_What to produce_: Number of lines with "this" in the listing: report it, and nothing else.

_Supplied material_:
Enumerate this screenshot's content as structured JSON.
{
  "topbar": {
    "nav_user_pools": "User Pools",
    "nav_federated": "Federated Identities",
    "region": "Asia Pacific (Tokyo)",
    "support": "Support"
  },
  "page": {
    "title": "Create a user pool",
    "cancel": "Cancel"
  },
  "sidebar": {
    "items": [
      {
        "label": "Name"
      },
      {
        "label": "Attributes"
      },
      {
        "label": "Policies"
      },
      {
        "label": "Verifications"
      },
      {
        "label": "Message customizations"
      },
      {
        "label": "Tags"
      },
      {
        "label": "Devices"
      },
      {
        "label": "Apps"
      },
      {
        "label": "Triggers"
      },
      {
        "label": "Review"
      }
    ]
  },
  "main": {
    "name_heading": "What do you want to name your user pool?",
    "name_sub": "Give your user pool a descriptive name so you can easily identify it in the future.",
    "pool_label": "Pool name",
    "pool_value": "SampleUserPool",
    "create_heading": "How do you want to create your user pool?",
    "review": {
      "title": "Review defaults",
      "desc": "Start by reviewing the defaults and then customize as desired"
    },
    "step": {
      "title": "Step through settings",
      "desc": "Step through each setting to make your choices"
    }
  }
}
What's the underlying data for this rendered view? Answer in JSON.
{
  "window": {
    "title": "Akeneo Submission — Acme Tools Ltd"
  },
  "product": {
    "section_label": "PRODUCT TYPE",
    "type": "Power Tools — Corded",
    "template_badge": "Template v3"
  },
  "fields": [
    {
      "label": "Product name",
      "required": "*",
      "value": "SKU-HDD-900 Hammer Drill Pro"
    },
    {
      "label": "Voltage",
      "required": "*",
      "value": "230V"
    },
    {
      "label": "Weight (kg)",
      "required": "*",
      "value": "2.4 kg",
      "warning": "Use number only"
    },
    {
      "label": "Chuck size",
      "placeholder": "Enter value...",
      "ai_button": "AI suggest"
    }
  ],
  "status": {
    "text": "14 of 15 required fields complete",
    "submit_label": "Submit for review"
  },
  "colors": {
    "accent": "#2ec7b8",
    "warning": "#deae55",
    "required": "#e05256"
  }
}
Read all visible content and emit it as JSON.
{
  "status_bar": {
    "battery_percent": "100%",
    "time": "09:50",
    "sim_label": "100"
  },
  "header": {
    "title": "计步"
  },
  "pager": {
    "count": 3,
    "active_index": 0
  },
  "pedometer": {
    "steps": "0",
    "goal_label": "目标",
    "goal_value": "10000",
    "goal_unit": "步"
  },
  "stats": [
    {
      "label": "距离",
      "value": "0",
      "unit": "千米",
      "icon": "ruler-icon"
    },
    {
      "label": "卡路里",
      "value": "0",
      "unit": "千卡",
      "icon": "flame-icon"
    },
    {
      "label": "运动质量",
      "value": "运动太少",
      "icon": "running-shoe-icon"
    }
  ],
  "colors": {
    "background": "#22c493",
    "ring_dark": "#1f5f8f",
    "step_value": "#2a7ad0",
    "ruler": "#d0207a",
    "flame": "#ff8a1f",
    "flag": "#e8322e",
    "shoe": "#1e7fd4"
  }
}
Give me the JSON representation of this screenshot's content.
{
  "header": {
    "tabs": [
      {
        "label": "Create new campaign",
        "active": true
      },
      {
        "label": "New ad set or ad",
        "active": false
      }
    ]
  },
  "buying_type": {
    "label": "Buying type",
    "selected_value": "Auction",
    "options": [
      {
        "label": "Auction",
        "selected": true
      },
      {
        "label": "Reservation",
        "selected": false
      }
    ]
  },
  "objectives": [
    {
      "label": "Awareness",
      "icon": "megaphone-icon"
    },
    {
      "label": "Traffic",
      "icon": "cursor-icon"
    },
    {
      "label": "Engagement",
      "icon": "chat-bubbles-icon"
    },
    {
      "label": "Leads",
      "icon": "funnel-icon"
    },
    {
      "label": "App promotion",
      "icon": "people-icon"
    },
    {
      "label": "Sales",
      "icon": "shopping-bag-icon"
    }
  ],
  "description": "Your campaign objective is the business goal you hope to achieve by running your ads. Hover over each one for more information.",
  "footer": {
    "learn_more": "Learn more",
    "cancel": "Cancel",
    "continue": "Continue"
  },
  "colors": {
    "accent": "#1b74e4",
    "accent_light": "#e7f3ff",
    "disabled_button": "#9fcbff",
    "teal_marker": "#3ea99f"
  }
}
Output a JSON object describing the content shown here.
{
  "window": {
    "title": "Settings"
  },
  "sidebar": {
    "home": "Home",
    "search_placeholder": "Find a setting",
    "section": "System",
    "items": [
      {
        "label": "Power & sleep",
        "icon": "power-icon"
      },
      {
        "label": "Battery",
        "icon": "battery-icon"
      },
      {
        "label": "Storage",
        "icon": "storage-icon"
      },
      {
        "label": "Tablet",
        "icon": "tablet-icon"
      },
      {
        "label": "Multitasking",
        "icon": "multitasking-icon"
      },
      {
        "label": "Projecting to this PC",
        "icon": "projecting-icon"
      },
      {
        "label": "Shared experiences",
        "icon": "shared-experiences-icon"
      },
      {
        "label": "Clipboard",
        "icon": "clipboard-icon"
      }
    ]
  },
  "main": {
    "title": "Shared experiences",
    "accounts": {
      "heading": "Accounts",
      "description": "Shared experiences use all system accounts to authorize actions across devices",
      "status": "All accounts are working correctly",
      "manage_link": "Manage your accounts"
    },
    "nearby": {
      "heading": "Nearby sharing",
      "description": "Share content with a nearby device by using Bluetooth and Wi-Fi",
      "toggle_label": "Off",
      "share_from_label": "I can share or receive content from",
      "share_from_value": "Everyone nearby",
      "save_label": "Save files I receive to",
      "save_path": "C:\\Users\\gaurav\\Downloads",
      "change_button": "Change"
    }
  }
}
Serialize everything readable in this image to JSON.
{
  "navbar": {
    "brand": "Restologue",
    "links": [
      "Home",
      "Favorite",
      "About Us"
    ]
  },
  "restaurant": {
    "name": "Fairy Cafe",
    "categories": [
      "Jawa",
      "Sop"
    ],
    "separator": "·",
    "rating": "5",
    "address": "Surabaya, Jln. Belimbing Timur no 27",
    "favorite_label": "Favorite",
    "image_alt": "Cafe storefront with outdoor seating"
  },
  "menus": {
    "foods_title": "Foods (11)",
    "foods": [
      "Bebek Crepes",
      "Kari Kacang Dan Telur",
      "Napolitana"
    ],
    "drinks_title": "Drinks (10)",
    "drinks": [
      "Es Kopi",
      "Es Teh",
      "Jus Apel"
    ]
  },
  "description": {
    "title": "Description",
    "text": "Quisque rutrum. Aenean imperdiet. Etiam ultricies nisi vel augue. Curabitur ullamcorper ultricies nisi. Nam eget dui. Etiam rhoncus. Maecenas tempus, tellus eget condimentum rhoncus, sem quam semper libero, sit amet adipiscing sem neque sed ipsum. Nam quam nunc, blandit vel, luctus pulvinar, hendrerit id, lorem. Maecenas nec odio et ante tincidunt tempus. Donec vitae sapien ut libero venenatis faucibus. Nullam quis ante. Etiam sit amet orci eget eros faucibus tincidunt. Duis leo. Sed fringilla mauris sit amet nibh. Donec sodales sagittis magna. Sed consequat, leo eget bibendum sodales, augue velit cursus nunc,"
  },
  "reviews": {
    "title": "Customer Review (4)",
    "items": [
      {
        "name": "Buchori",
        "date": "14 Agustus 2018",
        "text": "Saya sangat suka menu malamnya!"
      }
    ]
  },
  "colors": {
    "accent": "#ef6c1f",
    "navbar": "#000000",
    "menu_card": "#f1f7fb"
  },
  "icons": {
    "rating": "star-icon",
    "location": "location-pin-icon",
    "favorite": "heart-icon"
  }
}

_The answer_: 5